▶ **Task to carry out**
Your task is to output every record exactly as it is given.

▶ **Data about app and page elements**

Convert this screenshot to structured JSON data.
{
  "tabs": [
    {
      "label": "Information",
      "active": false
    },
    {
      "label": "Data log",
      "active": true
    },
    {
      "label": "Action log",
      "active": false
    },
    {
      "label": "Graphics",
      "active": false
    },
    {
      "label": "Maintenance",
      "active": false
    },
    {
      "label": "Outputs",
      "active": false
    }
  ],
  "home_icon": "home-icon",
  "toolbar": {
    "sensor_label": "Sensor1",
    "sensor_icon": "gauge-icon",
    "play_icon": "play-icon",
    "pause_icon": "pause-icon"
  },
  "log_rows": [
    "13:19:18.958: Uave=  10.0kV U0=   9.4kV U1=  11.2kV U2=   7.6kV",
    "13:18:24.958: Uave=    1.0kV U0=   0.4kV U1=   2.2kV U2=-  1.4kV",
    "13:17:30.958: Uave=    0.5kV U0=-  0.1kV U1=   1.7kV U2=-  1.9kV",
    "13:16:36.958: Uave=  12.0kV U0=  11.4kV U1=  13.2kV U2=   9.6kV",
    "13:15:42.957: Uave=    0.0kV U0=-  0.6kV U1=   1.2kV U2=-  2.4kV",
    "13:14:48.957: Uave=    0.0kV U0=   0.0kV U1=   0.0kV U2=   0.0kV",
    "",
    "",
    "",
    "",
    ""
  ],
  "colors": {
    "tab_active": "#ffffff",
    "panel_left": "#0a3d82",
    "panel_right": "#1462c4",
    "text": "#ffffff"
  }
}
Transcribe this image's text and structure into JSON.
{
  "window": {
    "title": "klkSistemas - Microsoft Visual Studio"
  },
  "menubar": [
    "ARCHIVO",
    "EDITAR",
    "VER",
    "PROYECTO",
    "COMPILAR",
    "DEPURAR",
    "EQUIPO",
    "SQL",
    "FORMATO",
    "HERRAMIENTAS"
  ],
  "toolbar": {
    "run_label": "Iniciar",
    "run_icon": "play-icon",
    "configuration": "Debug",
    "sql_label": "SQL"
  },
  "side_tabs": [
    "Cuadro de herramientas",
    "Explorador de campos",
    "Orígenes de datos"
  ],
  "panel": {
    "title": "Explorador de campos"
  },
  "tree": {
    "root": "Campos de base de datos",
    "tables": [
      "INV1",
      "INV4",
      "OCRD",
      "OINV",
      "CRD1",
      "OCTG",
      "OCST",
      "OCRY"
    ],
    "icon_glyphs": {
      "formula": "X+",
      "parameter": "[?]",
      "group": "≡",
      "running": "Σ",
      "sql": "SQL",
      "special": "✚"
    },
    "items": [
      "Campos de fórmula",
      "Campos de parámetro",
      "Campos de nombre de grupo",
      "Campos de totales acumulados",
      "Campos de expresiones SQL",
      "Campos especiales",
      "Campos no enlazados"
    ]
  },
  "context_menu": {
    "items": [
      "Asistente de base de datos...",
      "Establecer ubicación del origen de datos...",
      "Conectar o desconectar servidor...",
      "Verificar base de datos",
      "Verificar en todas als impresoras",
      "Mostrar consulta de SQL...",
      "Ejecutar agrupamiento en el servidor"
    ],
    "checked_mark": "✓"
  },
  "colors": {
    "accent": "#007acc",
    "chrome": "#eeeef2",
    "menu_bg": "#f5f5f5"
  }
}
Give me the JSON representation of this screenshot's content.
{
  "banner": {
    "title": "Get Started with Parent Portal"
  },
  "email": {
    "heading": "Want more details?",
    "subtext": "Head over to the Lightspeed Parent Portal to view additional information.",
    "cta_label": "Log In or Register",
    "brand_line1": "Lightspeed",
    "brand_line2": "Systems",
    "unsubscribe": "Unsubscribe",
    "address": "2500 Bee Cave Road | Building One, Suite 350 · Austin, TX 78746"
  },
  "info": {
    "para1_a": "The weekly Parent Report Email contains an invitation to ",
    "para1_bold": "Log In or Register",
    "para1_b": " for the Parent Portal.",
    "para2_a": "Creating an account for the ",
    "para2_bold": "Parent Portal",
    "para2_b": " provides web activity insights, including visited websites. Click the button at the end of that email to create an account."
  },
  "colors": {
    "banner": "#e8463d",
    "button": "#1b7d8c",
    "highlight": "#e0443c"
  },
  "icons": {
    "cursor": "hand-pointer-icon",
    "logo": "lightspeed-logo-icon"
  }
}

▶ **Solution for this problem**
Convert this screenshot to structured JSON data.
{
  "tabs": [
    {
      "label": "Information",
      "active": false
    },
    {
      "label": "Data log",
      "active": true
    },
    {
      "label": "Action log",
      "active": false
    },
    {
      "label": "Graphics",
      "active": false
    },
    {
      "label": "Maintenance",
      "active": false
    },
    {
      "label": "Outputs",
      "active": false
    }
  ],
  "home_icon": "home-icon",
  "toolbar": {
    "sensor_label": "Sensor1",
    "sensor_icon": "gauge-icon",
    "play_icon": "play-icon",
    "pause_icon": "pause-icon"
  },
  "log_rows": [
    "13:19:18.958: Uave=  10.0kV U0=   9.4kV U1=  11.2kV U2=   7.6kV",
    "13:18:24.958: Uave=    1.0kV U0=   0.4kV U1=   2.2kV U2=-  1.4kV",
    "13:17:30.958: Uave=    0.5kV U0=-  0.1kV U1=   1.7kV U2=-  1.9kV",
    "13:16:36.958: Uave=  12.0kV U0=  11.4kV U1=  13.2kV U2=   9.6kV",
    "13:15:42.957: Uave=    0.0kV U0=-  0.6kV U1=   1.2kV U2=-  2.4kV",
    "13:14:48.957: Uave=    0.0kV U0=   0.0kV U1=   0.0kV U2=   0.0kV",
    "",
    "",
    "",
    "",
    ""
  ],
  "colors": {
    "tab_active": "#ffffff",
    "panel_left": "#0a3d82",
    "panel_right": "#1462c4",
    "text": "#ffffff"
  }
}
Transcribe this image's text and structure into JSON.
{
  "window": {
    "title": "klkSistemas - Microsoft Visual Studio"
  },
  "menubar": [
    "ARCHIVO",
    "EDITAR",
    "VER",
    "PROYECTO",
    "COMPILAR",
    "DEPURAR",
    "EQUIPO",
    "SQL",
    "FORMATO",
    "HERRAMIENTAS"
  ],
  "toolbar": {
    "run_label": "Iniciar",
    "run_icon": "play-icon",
    "configuration": "Debug",
    "sql_label": "SQL"
  },
  "side_tabs": [
    "Cuadro de herramientas",
    "Explorador de campos",
    "Orígenes de datos"
  ],
  "panel": {
    "title": "Explorador de campos"
  },
  "tree": {
    "root": "Campos de base de datos",
    "tables": [
      "INV1",
      "INV4",
      "OCRD",
      "OINV",
      "CRD1",
      "OCTG",
      "OCST",
      "OCRY"
    ],
    "icon_glyphs": {
      "formula": "X+",
      "parameter": "[?]",
      "group": "≡",
      "running": "Σ",
      "sql": "SQL",
      "special": "✚"
    },
    "items": [
      "Campos de fórmula",
      "Campos de parámetro",
      "Campos de nombre de grupo",
      "Campos de totales acumulados",
      "Campos de expresiones SQL",
      "Campos especiales",
      "Campos no enlazados"
    ]
  },
  "context_menu": {
    "items": [
      "Asistente de base de datos...",
      "Establecer ubicación del origen de datos...",
      "Conectar o desconectar servidor...",
      "Verificar base de datos",
      "Verificar en todas als impresoras",
      "Mostrar consulta de SQL...",
      "Ejecutar agrupamiento en el servidor"
    ],
    "checked_mark": "✓"
  },
  "colors": {
    "accent": "#007acc",
    "chrome": "#eeeef2",
    "menu_bg": "#f5f5f5"
  }
}
Give me the JSON representation of this screenshot's content.
{
  "banner": {
    "title": "Get Started with Parent Portal"
  },
  "email": {
    "heading": "Want more details?",
    "subtext": "Head over to the Lightspeed Parent Portal to view additional information.",
    "cta_label": "Log In or Register",
    "brand_line1": "Lightspeed",
    "brand_line2": "Systems",
    "unsubscribe": "Unsubscribe",
    "address": "2500 Bee Cave Road | Building One, Suite 350 · Austin, TX 78746"
  },
  "info": {
    "para1_a": "The weekly Parent Report Email contains an invitation to ",
    "para1_bold": "Log In or Register",
    "para1_b": " for the Parent Portal.",
    "para2_a": "Creating an account for the ",
    "para2_bold": "Parent Portal",
    "para2_b": " provides web activity insights, including visited websites. Click the button at the end of that email to create an account."
  },
  "colors": {
    "banner": "#e8463d",
    "button": "#1b7d8c",
    "highlight": "#e0443c"
  },
  "icons": {
    "cursor": "hand-pointer-icon",
    "logo": "lightspeed-logo-icon"
  }
}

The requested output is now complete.